Watch your waistline as you binge-watch (October 11 is World Obesity Day)
By Natalia Ningthoujam
New Delhi, Oct 10 (IANS) On-demand services like Netflix and Amazon Prime Video are leaving no stone unturned to increase their Indian subscriber base. Their library of movies and shows forces you to binge-watch. So do TV channels with their marathons, but don’t let watching shows or movies back-to-back be the reason for your expanding waistline, warn experts.
Excessive screen time is a concern across the world, says Ramen Goel, Senior Bariatric Surgeon and Director, Center of Bariatric and Metabolic Surgery, Wockhardt Hospitals.
“There are multiple associated health issues with people, especially the younger generation constantly glued to the phone, monitors or TV. It restricts the time for physical activities which are essential for not only physical health but also social health, camaraderie and team-building,” Goel told IANS.
Subconscious eating while watching screen-based programmes is a fact. “It is an accepted contributor to an obesity epidemic,” he said.
Sushant Wadhera, Advanced Bariatric and Laparoscopic Surgeon in Venkateshwar Hospital, Dwarka, agrees that sitting idle for long in front of screens lowers the metabolism of the body.
“In fact, your body burns more calories while sleeping than during watching TV. Eating a lot of snacks like potato chips, junk food and consuming aerated drinks while watching TV… These high-calorific foods will make you obese,” he said.
“As you will be losing out on precious sleep, your metabolism will drop further and thus lead to more weight gain,” he added.
Binge-viewing has affected all age groups. From children glued to their cartoon channels to housewives and elderly people watching their unending soaps, binge-watching has become common, feels Swapnil Jain, Endocrinologist, Columbia Asia Hospital, Gurugram.
“Since almost all of the available time is being consumed in front of the screens, the only muscles getting exercise are probably the eyeballs. So, the mismatch of excessive calorie intake and binge-viewing is severely affecting the body metabolism leading to obesity,” added Jain.
The problem doesn’t end with obesity.
“Once they get obesity, they develop diabetes, heart and kidney problems much earlier in their lives. Technology also interferes with sleep,” said Manjunath Malige, Endocrinologist and Diabetologist, Fortis Hospital, Bengaluru.
Sharing a case study, Malige said once a 14-year-old boy became so obese that now he has pre-diabetes.
“The kid was addicted to gadgets.
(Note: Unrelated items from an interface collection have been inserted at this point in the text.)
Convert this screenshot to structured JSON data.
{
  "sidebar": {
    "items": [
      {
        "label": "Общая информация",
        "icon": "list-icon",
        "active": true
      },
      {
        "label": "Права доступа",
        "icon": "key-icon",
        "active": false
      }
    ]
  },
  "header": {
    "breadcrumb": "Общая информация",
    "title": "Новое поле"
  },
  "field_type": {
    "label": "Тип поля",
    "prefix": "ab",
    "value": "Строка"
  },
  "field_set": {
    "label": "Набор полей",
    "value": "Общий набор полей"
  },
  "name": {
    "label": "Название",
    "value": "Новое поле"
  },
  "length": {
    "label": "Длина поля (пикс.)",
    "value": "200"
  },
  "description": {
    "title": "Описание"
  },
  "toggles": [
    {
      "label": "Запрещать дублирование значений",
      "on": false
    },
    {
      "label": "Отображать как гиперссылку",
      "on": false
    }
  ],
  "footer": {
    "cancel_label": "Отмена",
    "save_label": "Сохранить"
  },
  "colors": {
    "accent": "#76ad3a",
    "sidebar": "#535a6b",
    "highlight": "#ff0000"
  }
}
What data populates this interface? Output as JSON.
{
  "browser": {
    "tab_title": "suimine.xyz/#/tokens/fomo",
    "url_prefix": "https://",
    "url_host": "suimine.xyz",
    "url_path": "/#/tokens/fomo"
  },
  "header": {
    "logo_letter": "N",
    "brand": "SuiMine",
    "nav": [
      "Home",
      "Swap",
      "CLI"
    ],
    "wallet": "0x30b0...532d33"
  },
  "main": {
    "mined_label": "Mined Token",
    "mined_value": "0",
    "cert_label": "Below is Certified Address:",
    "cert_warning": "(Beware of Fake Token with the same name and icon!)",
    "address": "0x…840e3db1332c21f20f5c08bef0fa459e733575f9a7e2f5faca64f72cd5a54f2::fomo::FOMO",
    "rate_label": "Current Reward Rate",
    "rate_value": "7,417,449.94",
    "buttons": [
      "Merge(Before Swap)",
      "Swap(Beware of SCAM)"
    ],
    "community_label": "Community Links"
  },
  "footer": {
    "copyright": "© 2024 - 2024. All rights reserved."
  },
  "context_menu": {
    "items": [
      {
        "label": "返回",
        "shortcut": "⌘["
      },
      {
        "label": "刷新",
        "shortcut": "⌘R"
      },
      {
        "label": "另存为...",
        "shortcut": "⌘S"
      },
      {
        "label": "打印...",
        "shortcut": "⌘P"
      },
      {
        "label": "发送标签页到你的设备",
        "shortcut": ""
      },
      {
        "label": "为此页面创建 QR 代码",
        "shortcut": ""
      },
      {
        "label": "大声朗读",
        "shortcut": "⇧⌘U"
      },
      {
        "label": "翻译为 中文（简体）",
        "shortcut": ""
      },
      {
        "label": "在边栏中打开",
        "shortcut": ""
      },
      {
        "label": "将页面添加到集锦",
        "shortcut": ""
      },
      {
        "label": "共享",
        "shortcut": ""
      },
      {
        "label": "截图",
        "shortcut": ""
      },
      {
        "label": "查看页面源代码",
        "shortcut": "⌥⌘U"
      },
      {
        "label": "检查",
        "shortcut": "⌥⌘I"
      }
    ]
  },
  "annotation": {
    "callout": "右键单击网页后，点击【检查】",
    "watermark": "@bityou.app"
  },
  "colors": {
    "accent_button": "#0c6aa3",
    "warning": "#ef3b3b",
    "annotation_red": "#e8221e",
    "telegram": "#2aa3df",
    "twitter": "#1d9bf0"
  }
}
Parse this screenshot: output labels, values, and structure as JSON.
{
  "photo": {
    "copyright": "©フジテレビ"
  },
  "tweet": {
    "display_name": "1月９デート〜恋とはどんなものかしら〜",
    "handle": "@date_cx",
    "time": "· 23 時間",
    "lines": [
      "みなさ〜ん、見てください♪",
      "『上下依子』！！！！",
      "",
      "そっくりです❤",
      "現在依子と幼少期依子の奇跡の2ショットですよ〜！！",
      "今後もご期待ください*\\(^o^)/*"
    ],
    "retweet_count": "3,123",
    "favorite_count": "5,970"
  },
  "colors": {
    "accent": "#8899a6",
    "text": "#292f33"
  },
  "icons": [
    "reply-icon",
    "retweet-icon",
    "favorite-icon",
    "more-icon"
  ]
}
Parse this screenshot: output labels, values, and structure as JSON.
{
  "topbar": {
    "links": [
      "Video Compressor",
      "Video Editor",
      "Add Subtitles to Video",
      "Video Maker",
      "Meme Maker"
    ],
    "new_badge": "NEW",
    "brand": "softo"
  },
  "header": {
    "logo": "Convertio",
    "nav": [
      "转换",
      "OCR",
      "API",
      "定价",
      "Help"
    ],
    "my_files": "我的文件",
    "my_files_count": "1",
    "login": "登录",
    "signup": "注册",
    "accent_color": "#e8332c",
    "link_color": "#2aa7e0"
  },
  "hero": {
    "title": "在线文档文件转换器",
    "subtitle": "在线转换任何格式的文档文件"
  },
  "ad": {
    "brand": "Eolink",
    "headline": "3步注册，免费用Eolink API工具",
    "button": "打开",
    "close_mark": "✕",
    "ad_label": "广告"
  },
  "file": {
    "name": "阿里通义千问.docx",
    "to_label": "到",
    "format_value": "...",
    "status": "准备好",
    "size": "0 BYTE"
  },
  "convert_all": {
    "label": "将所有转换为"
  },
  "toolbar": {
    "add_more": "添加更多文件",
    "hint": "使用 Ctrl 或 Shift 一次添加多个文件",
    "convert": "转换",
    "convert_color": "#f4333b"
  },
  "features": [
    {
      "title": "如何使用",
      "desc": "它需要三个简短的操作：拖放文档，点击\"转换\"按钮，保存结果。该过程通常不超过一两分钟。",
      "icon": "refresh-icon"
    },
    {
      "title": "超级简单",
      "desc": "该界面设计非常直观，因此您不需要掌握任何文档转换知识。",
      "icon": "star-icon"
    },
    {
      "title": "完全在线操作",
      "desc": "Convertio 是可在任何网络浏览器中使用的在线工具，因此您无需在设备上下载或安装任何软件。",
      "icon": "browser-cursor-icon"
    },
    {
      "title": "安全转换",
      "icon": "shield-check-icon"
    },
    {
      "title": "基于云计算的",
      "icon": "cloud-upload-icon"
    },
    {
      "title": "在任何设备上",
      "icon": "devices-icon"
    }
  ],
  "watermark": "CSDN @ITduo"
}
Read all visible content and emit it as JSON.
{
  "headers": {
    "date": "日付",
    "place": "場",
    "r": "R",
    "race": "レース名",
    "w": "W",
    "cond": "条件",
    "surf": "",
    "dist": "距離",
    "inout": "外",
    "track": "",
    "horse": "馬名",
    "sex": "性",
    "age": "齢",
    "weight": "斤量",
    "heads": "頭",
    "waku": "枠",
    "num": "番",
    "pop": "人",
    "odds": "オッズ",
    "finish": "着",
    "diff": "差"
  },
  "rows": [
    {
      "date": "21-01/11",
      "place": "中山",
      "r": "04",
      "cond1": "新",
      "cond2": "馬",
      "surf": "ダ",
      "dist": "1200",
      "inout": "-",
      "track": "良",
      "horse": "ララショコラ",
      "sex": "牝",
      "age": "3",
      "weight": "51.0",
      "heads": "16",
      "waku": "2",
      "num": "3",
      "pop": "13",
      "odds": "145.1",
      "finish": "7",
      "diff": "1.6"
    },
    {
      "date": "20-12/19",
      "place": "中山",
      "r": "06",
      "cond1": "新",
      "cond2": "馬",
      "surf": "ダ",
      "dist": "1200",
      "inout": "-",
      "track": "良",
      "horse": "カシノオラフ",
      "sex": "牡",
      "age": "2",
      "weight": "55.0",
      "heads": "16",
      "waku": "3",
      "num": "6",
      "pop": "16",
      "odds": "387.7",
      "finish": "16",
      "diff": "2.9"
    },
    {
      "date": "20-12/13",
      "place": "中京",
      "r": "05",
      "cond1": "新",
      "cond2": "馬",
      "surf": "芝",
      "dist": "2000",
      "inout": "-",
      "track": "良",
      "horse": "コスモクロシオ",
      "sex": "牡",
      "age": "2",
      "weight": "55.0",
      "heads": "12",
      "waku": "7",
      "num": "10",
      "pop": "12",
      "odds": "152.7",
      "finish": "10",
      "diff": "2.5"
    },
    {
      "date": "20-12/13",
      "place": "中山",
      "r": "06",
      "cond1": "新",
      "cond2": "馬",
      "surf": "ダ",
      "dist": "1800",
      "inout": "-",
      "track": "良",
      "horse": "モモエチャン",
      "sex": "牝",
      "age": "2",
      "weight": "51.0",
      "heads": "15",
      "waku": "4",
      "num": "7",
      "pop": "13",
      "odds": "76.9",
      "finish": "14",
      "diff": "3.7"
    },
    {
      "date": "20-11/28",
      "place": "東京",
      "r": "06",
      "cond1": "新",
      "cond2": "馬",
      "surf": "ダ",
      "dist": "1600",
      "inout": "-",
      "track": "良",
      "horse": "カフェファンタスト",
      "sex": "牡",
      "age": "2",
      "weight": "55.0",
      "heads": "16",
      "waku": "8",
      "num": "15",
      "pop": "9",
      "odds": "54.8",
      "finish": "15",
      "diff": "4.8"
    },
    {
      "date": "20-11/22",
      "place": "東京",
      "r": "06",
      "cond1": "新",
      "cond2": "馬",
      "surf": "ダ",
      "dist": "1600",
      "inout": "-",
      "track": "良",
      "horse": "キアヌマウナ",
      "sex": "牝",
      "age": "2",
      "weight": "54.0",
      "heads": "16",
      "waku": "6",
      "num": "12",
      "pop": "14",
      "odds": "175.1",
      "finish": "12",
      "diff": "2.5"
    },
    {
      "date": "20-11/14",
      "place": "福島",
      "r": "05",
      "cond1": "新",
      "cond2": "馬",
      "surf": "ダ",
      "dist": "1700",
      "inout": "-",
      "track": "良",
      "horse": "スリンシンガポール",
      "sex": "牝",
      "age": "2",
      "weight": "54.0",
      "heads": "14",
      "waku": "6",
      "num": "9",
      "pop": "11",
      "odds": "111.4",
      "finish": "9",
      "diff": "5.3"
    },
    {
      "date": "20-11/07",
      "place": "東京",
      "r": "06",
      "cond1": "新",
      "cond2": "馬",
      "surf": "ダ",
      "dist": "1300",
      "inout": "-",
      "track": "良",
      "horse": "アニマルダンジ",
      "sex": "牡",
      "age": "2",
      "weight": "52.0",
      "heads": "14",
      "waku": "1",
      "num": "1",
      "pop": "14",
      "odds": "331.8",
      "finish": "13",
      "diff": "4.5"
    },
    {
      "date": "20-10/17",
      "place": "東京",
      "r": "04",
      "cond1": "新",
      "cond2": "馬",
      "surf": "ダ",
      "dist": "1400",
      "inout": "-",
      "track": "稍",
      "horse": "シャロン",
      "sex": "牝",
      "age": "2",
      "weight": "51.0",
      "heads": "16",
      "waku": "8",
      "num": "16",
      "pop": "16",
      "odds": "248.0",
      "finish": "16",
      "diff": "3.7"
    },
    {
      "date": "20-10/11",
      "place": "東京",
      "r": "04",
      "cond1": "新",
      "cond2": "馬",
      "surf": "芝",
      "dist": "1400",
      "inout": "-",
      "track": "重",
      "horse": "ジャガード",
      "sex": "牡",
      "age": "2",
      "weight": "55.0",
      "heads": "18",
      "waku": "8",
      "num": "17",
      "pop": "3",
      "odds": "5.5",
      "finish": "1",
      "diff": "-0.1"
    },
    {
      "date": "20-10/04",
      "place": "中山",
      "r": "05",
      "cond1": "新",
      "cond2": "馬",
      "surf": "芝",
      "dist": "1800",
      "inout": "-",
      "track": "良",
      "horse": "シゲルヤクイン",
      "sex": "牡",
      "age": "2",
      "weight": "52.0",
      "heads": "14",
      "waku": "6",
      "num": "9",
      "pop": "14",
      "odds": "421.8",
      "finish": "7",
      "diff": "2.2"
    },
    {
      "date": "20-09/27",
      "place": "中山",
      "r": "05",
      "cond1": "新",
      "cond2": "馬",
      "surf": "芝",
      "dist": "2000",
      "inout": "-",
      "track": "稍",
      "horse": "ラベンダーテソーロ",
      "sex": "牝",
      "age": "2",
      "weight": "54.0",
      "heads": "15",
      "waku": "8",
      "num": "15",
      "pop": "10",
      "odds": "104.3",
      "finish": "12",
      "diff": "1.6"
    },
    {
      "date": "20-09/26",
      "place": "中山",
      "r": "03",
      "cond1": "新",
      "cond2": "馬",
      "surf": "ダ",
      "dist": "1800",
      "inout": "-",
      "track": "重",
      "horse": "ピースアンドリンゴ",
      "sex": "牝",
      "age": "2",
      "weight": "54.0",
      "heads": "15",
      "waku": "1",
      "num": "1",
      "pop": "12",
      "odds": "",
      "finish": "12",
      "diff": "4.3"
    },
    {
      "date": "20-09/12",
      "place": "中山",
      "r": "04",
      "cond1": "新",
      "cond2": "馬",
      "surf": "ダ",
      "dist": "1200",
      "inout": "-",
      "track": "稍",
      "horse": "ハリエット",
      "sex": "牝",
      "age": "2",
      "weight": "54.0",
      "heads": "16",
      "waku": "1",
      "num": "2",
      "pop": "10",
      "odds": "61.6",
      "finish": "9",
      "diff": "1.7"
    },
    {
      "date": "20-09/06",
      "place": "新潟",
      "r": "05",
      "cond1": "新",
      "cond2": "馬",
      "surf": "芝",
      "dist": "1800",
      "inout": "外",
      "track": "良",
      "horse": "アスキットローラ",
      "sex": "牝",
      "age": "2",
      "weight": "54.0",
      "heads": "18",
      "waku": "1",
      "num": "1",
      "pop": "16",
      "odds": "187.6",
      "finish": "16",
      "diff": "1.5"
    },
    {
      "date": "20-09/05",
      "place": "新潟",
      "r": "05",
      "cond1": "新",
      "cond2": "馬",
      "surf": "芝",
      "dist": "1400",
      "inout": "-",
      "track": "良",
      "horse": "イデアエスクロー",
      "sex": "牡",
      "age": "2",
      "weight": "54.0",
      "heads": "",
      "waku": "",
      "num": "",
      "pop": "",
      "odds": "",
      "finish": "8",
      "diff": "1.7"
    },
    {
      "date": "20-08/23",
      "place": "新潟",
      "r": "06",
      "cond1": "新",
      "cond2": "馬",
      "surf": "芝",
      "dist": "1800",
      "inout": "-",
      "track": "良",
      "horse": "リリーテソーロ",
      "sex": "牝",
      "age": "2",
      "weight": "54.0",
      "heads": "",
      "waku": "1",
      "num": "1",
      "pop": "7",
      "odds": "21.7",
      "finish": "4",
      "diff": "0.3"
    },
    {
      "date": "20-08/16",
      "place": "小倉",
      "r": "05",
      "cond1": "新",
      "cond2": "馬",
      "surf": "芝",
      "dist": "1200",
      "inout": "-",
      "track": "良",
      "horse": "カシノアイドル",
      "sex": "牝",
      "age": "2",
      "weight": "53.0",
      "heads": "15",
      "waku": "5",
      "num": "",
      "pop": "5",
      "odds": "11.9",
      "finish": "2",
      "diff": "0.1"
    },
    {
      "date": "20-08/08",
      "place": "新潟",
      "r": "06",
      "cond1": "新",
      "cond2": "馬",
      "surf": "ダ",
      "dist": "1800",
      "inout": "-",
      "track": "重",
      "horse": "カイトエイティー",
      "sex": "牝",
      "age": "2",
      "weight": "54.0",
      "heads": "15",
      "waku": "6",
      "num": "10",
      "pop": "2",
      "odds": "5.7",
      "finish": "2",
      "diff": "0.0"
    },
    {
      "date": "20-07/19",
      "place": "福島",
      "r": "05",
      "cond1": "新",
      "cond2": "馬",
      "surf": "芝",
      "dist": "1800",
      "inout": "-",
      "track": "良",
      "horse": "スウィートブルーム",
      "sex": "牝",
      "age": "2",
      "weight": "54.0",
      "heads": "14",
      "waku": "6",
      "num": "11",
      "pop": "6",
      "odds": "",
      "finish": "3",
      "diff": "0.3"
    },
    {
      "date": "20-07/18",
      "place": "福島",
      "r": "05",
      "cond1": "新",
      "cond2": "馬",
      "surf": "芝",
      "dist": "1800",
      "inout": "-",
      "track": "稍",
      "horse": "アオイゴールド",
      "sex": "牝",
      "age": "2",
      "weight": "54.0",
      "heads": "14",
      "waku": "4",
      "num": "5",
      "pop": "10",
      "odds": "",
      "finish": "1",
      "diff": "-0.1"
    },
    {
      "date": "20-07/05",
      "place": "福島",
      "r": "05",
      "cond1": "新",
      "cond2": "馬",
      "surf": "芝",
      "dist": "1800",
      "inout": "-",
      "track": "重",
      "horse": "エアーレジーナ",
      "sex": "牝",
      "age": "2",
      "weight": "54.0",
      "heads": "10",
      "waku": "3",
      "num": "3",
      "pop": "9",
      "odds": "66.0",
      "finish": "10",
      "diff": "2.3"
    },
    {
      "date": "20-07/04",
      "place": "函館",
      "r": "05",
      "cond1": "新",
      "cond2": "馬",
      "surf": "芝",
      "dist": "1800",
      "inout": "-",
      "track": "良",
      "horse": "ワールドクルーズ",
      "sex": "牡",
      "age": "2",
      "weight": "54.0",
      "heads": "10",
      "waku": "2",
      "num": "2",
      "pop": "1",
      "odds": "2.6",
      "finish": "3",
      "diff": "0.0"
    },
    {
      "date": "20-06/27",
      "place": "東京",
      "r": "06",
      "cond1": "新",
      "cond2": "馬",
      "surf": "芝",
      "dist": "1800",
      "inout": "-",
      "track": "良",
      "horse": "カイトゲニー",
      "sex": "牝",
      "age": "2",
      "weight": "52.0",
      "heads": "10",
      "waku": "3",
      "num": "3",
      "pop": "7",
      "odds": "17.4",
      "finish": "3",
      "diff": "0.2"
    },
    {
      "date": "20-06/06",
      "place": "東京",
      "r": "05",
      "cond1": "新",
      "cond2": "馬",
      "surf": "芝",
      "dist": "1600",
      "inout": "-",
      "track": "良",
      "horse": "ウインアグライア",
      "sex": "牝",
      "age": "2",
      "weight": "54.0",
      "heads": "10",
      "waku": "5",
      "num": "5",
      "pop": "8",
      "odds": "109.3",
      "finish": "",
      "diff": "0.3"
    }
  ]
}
So, he was not involved in any physical activities,” said Malige.
Goel added: “Excessive screen time is believed to distract a person from the realities of life and many live in a make-believe world created by movie producers and game developers.
“It is believed to restrict time for family moments which is likely to result in stressed and disjointed families.”
So what can be done to break the habit?
“Go for a walk or do things that you like doing such as cooking. Spend time with your family or friends. Make sure you do not eat while binge-watching,” said Goel.
As for the younger lot, parents have to play an important role in helping their children get rid of their habit.
“Parents should make the kids understand the importance of physical activity. They should restrict the usage of electronic gadgets and fix the timings for the same so that children do not become addicted to it.
“They should be encouraged to get off the couch and take part in physical activities such as swimming, dancing, jogging or other sports activities,” said Malige.
But that doesn’t mean you force a new sport or activity on your child.
“Instead, let the child pick the kind of physical activity it likes. Block off the fitness time and make sure all other distractions like phones and tablets are put away. This message should also come from the school — they should have more and more sports activities for kids,” he said.